In 1720, Palamu was invaded again due to refusal to pay tribute, although the expedition leader was bought off with a large sum of gold and diamonds, and the Mughals invaded again in 1740. At this time the Raja of Ramgarh was the most powerful hill chieftain, and making alliance with several other rulers he took over the fortress of Ramgarh. The Raja offered no resistance to the Maratha general Raghoji I Bhonsle, who passed through the district on his way to raid Medinipur in Bengal.
Due to dynastic struggles, a Chero pretender had made claim to a British agent in Patna to be the rightful ruler of Chero domains in Palamu. The British took the opportunity to take over Palamu Fort. In 1800, one of the Chero rajas enacted a policy against tenants, who rebelled in the Chero insurrection. This rebellion was put down by British troops, who annexed the district into their own territory.
The district lies between 23°50′ and 24°8′ north latitude and between 83°55′ and 84°30′ east longitude. It is bordered on the north by Son River & Bihar and on the east by the Chatra and Hazaribagh districts, on the south by Latehar District and on the west by Garhwa District.
The major rivers flowing through Palamu district are Son, Koel and Auranga. The major crops grown are Rice and Sugarcane. Many minerals are found here like Iron ore, Bauxite, Lithium, Dolomite and Coal.
|Palamu||75||Panki||Kushwaha Shashi Bhusan Mehta||Bharatiya Janata Party||NDA|
|76||Daltonganj||Alok Kumar Chaurasiya||Bharatiya Janata Party||NDA|

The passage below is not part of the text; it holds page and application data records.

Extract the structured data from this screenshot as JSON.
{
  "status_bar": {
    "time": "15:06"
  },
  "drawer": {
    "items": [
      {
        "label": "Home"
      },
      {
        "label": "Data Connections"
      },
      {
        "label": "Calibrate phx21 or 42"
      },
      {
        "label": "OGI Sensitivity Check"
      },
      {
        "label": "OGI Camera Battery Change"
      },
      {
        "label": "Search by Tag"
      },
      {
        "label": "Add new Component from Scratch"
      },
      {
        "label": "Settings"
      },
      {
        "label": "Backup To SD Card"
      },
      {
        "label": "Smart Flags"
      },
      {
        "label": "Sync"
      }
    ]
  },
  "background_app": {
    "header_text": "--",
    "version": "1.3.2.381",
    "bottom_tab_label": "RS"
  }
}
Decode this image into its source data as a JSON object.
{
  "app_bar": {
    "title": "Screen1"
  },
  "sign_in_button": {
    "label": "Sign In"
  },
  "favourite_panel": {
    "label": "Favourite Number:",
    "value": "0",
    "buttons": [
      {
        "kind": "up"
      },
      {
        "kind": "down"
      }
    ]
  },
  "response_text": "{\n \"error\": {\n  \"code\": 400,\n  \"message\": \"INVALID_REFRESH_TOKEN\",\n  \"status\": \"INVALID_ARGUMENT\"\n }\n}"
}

|77||Bishrampur||Ramachandra Chandravanshi||Bharatiya Janata Party||NDA|
|78||Chhatarpur||Pushpa Devi||Bharatiya Janata Party||NDA|
|79||Hussainabad||Kamlesh Kumar Singh||Nationalist Congress Party||UPA|
Palamau district consists of 21 Blocks. The following are the list of the Blocks in Palamau district:
In 2006 the Ministry of Panchayati Raj named Palamau one of the country's 250 most backward districts (out of a total of 640). It is one of the 24 districts in Jharkhand currently receiving funds from the Backward Regions Grant Fund Programme (BRGF).
According to the 2011 census Palamu district has a population of 1,939,869, giving it a ranking of 243rd in India (out of a total of 640). The district has a population density of 442 inhabitants per square kilometre (1,140/sq mi). Its population growth rate over the decade 2001-2011 was 25.94%. Palamu has a sex ratio of 929 females for every 1000 males, and a literacy rate of 65.5%. 11.65% of the population lives in urban areas. Scheduled Castes and Tribes make up 27.65% and 9.34% of the population respectively.
According to the census, 86.77% of the population follows Hinduism, while 12.28% follow Islam.
At the time of the 2011 Census of India, 65.49% of the population in the district spoke Hindi, 24.44% Magahi, 6.87% Urdu and 1.15% Palmuha as their first language.
The only university in Medininagar is Nilamber-Pitamber University, created on January 17, 2009. The Chief Minister of Jharkhand declared that the Nilamber-Pitamber University would be set up in Medininagar in 2001. There are 66 primary schools, 30 middle schools, 17 Navsirijit schools, 10 high schools and 1 Engineering College in the Medininagar block.